Your goal: Please report how many lines of the data include the word "will", with the number as the entire reply.

Provided information:

§

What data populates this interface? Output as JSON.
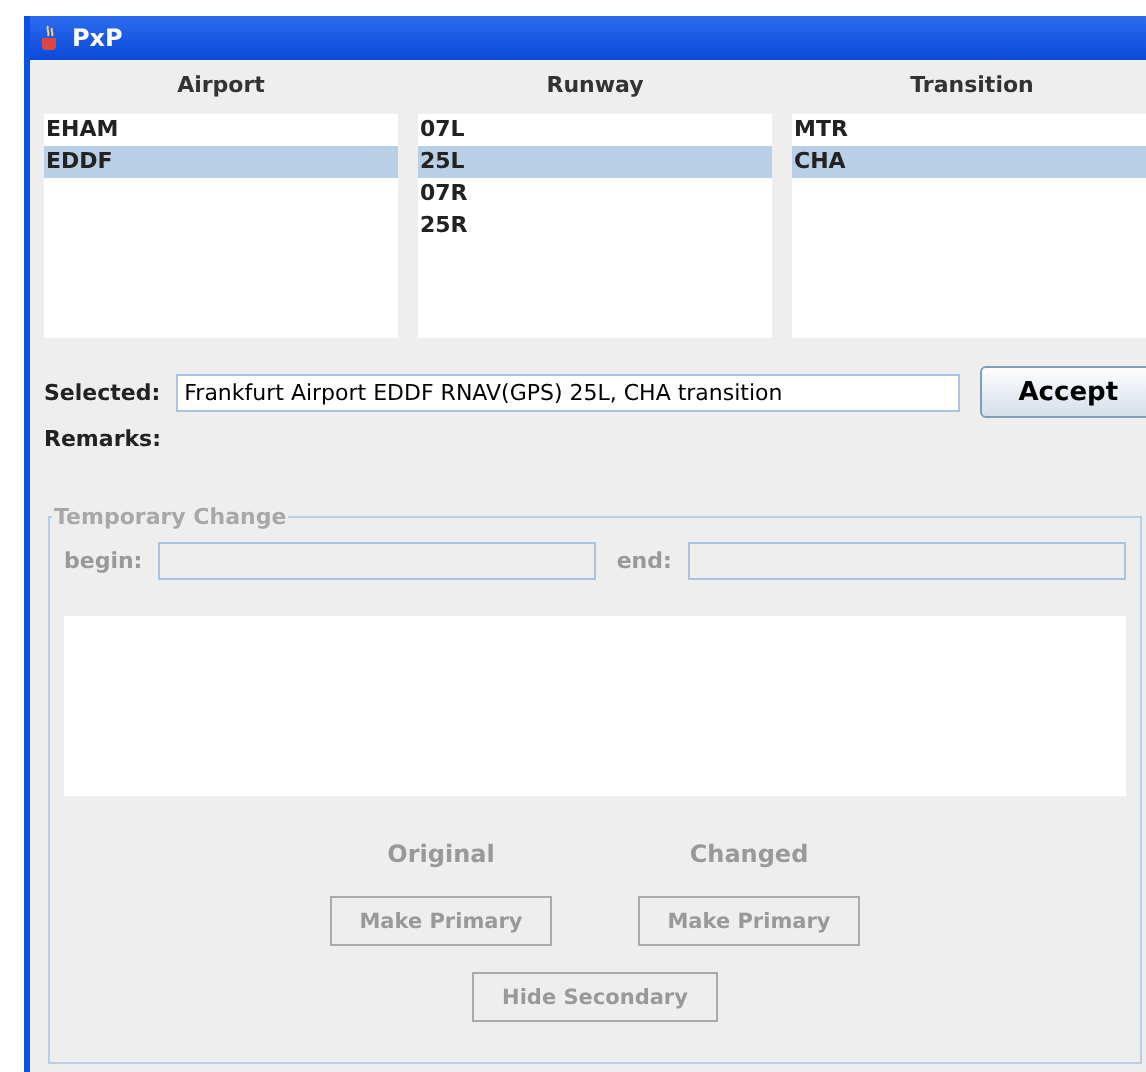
{
  "window": {
    "title": "PxP"
  },
  "lists": [
    {
      "header": "Airport",
      "items": [
        {
          "label": "EHAM",
          "selected": false
        },
        {
          "label": "EDDF",
          "selected": true
        }
      ]
    },
    {
      "header": "Runway",
      "items": [
        {
          "label": "07L",
          "selected": false
        },
        {
          "label": "25L",
          "selected": true
        },
        {
          "label": "07R",
          "selected": false
        },
        {
          "label": "25R",
          "selected": false
        }
      ]
    },
    {
      "header": "Transition",
      "items": [
        {
          "label": "MTR",
          "selected": false
        },
        {
          "label": "CHA",
          "selected": true
        }
      ]
    }
  ],
  "selected": {
    "label": "Selected:",
    "value": "Frankfurt Airport EDDF RNAV(GPS) 25L, CHA transition"
  },
  "accept_button": "Accept",
  "remarks_label": "Remarks:",
  "temporary_change": {
    "title": "Temporary Change",
    "disabled": true,
    "begin_label": "begin:",
    "end_label": "end:",
    "original_label": "Original",
    "changed_label": "Changed",
    "buttons": [
      "Make Primary",
      "Make Primary"
    ],
    "hide_button": "Hide Secondary"
  }
}
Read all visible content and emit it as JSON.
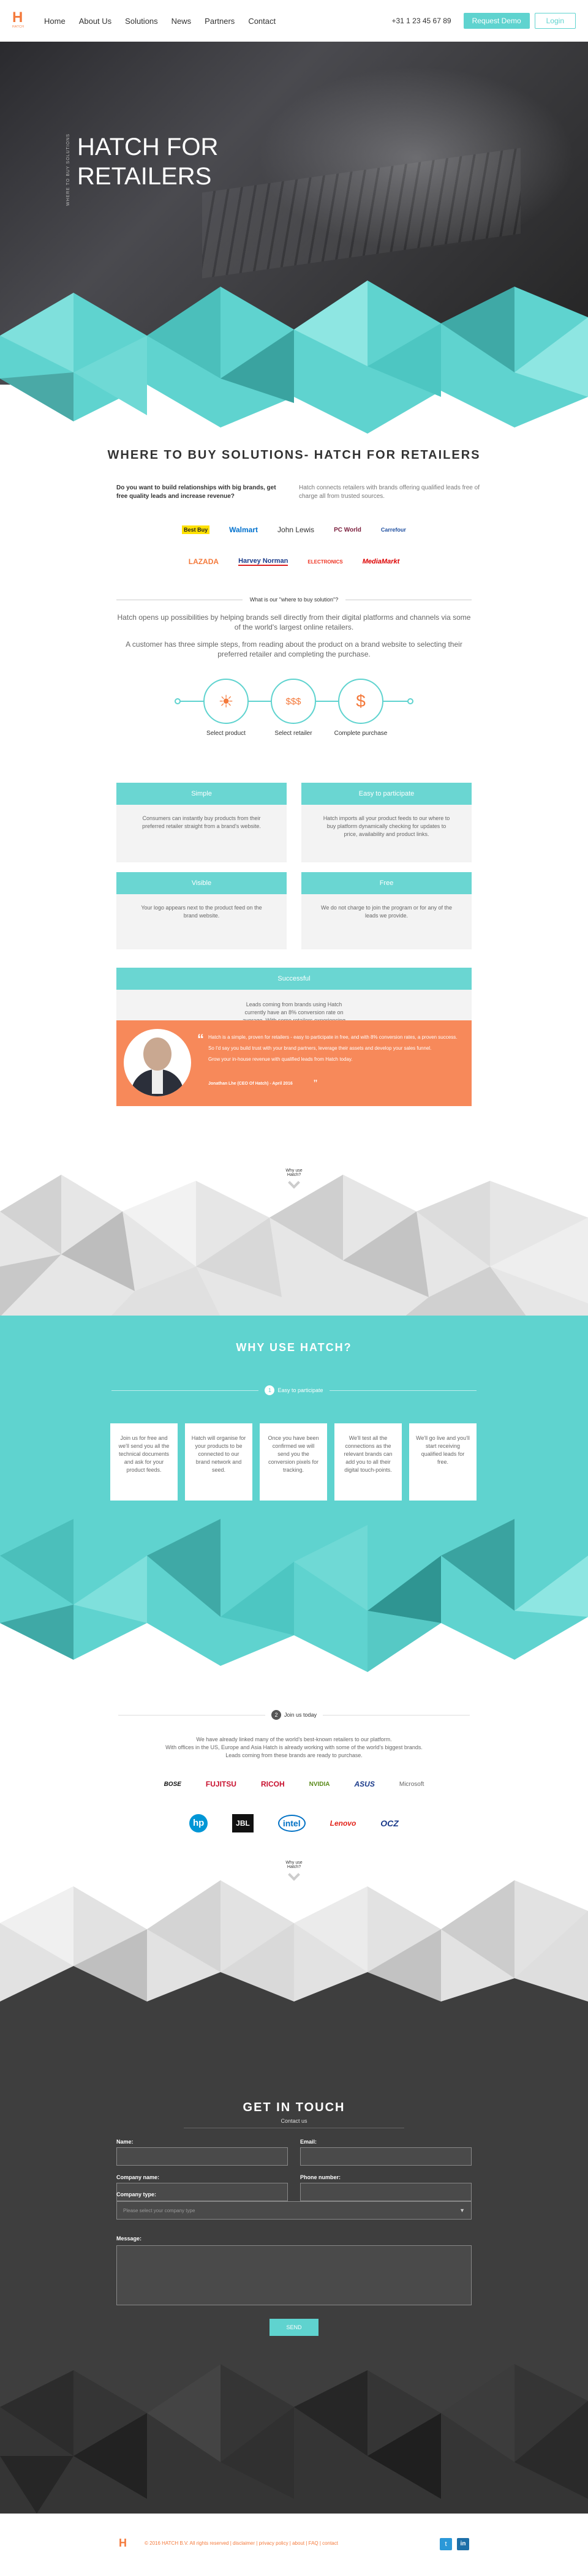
{
  "header": {
    "logo_letter": "H",
    "logo_sub": "HATCH",
    "nav": [
      "Home",
      "About Us",
      "Solutions",
      "News",
      "Partners",
      "Contact"
    ],
    "phone": "+31 1 23 45 67 89",
    "request_demo": "Request Demo",
    "login": "Login"
  },
  "hero": {
    "title": "HATCH FOR RETAILERS",
    "side_text": "WHERE TO BUY SOLUTIONS"
  },
  "where_to_buy": {
    "title": "WHERE TO BUY SOLUTIONS- HATCH FOR RETAILERS",
    "intro_left": "Do you want to build relationships with big brands, get free quality leads and increase revenue?",
    "intro_right": "Hatch connects retailers with brands offering qualified leads free of charge all from trusted sources.",
    "retailers_row1": [
      "Best Buy",
      "Walmart",
      "John Lewis",
      "PC World",
      "Carrefour"
    ],
    "retailers_row2": [
      "LAZADA",
      "Harvey Norman",
      "ELECTRONICS",
      "MediaMarkt"
    ],
    "divider_label": "What is our \"where to buy solution\"?",
    "para1": "Hatch opens up possibilities by helping brands sell directly from their digital platforms and channels via some of the world's largest online retailers.",
    "para2": "A customer has three simple steps, from reading about the product on a brand website to selecting their preferred retailer and completing the purchase.",
    "steps": [
      "Select product",
      "Select retailer",
      "Complete purchase"
    ]
  },
  "features": [
    {
      "title": "Simple",
      "text": "Consumers can instantly buy products from their preferred retailer straight from a brand's website."
    },
    {
      "title": "Easy to participate",
      "text": "Hatch imports all your product feeds to our where to buy platform dynamically checking for updates to price, availability and product links."
    },
    {
      "title": "Visible",
      "text": "Your logo appears next to the product feed on the brand website."
    },
    {
      "title": "Free",
      "text": "We do not charge to join the program or for any of the leads we provide."
    },
    {
      "title": "Successful",
      "text": "Leads coming from brands using Hatch currently have an 8% conversion rate on average. With some retailers experiencing 30% conversion rates."
    }
  ],
  "testimonial": {
    "text1": "Hatch is a simple, proven for retailers - easy to participate in free, and with 8% conversion rates, a proven success.",
    "text2": "So I'd say you build trust with your brand partners, leverage their assets and develop your sales funnel.",
    "text3": "Grow your in-house revenue with qualified leads from Hatch today.",
    "author": "Jonathan Lhe (CEO Of Hatch) - April 2016"
  },
  "scroll1": "Why use Hatch?",
  "why": {
    "title": "WHY USE HATCH?",
    "step_num": "1",
    "step_label": "Easy to participate",
    "cards": [
      "Join us for free and we'll send you all the technical documents and ask for your product feeds.",
      "Hatch will organise for your products to be connected to our brand network and seed.",
      "Once you have been confirmed we will send you the conversion pixels for tracking.",
      "We'll test all the connections as the relevant brands can add you to all their digital touch-points.",
      "We'll go live and you'll start receiving qualified leads for free."
    ]
  },
  "join": {
    "step_num": "2",
    "step_label": "Join us today",
    "para1": "We have already linked many of the world's best-known retailers to our platform.",
    "para2": "With offices in the US, Europe and Asia Hatch is already working with some of the world's biggest brands.",
    "para3": "Leads coming from these brands are ready to purchase.",
    "brands_row1": [
      "BOSE",
      "FUJITSU",
      "RICOH",
      "NVIDIA",
      "ASUS",
      "Microsoft"
    ],
    "brands_row2": [
      "hp",
      "JBL",
      "intel",
      "Lenovo",
      "OCZ"
    ]
  },
  "scroll2": "Why use Hatch?",
  "contact": {
    "title": "GET IN TOUCH",
    "subtitle": "Contact us",
    "name_label": "Name:",
    "email_label": "Email:",
    "company_label": "Company name:",
    "phone_label": "Phone number:",
    "type_label": "Company type:",
    "type_placeholder": "Please select your company type",
    "message_label": "Message:",
    "send": "SEND"
  },
  "footer": {
    "logo": "H",
    "copyright": "© 2016 HATCH B.V. All rights reserved | disclaimer | privacy policy | about | FAQ | contact",
    "twitter": "t",
    "linkedin": "in"
  },
  "colors": {
    "teal": "#5fd3cf",
    "orange": "#f47a3c",
    "dark": "#3e3e3e"
  }
}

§

Response below: 2